[Start of section]
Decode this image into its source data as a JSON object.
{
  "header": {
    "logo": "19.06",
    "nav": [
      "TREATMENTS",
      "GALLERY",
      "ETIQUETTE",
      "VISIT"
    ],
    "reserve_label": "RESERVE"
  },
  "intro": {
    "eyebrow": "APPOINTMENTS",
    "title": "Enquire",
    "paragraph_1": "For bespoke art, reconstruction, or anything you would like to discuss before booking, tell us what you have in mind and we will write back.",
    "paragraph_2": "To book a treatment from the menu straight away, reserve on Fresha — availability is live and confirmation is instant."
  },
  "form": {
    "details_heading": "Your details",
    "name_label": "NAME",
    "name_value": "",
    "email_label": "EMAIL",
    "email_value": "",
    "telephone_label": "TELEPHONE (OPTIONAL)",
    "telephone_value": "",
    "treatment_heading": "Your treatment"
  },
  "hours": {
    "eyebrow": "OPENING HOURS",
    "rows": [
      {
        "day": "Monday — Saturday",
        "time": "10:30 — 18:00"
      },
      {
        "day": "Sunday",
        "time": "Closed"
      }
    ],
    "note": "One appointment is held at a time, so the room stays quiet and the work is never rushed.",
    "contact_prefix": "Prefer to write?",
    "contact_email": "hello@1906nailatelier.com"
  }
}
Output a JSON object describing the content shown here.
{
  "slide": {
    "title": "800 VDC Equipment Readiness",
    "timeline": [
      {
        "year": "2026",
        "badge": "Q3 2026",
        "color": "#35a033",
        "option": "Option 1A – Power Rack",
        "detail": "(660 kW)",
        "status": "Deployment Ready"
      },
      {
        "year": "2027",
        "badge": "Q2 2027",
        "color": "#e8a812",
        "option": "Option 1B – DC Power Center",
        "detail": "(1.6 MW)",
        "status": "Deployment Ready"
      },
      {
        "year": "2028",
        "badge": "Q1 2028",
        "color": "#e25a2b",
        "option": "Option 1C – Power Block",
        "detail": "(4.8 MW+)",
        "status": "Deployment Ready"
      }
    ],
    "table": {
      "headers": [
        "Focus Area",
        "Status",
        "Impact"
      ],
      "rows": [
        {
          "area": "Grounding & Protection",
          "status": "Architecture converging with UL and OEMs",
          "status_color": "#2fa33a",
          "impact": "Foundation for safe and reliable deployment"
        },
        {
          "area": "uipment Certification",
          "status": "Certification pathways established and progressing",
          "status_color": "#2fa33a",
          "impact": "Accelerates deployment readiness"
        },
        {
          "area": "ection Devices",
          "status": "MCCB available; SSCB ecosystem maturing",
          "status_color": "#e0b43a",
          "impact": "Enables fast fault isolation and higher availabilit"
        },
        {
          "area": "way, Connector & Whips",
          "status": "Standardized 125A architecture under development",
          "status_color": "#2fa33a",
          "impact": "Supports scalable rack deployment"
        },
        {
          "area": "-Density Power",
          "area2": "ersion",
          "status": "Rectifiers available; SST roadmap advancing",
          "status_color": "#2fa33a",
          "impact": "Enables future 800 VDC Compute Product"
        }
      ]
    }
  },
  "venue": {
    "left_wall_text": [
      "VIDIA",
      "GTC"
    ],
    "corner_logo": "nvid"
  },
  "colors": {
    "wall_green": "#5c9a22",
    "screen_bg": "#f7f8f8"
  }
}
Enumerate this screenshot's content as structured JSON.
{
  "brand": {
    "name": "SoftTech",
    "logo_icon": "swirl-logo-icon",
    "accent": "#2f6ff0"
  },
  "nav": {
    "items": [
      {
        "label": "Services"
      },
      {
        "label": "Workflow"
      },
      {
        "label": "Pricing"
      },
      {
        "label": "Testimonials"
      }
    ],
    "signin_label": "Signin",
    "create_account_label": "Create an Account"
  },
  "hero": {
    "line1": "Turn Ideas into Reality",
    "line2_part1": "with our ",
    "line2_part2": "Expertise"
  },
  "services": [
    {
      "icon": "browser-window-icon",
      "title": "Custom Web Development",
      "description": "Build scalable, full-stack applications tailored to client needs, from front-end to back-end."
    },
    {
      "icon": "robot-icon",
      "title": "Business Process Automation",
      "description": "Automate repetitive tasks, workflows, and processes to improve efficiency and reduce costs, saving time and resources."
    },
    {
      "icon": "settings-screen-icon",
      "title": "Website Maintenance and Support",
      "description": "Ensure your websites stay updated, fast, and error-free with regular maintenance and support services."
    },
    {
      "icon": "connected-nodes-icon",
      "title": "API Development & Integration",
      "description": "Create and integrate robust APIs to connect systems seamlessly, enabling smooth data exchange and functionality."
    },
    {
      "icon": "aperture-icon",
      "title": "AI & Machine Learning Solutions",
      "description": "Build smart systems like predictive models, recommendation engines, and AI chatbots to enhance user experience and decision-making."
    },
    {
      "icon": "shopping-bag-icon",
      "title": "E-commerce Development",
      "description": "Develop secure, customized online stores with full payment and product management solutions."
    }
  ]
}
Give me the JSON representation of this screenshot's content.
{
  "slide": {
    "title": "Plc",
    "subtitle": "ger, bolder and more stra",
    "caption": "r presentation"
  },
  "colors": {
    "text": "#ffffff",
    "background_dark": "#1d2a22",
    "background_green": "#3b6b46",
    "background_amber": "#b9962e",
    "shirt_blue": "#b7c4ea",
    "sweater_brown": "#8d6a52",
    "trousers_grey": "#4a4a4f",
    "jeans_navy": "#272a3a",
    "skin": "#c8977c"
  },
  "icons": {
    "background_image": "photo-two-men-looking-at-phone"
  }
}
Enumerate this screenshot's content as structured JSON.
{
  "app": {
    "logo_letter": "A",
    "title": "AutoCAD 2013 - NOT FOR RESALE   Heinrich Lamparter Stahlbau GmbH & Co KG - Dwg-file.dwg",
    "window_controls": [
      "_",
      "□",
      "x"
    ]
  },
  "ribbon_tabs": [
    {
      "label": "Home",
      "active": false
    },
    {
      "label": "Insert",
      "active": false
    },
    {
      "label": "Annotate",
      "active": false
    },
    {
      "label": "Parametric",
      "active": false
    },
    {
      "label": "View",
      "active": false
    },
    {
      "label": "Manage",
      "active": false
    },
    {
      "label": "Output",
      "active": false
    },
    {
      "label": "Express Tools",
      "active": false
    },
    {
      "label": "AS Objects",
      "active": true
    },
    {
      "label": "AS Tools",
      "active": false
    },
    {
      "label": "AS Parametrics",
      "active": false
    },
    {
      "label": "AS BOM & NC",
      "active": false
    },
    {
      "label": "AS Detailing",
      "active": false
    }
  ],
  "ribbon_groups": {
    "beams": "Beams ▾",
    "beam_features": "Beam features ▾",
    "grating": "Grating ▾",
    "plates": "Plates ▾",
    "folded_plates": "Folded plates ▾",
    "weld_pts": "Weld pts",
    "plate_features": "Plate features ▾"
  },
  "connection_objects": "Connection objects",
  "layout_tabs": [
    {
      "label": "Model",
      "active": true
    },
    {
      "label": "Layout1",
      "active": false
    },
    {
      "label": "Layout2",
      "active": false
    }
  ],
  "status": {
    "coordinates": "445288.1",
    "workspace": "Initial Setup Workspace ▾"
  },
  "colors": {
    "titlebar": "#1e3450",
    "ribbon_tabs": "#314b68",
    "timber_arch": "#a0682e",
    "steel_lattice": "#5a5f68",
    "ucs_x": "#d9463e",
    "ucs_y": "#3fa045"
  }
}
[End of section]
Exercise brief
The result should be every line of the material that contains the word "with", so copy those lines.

The completed task
          "status": "Architecture converging with UL and OEMs",
    "line2_part1": "with our ",
      "description": "Ensure your websites stay updated, fast, and error-free with regular maintenance and support services."
      "description": "Develop secure, customized online stores with full payment and product management solutions."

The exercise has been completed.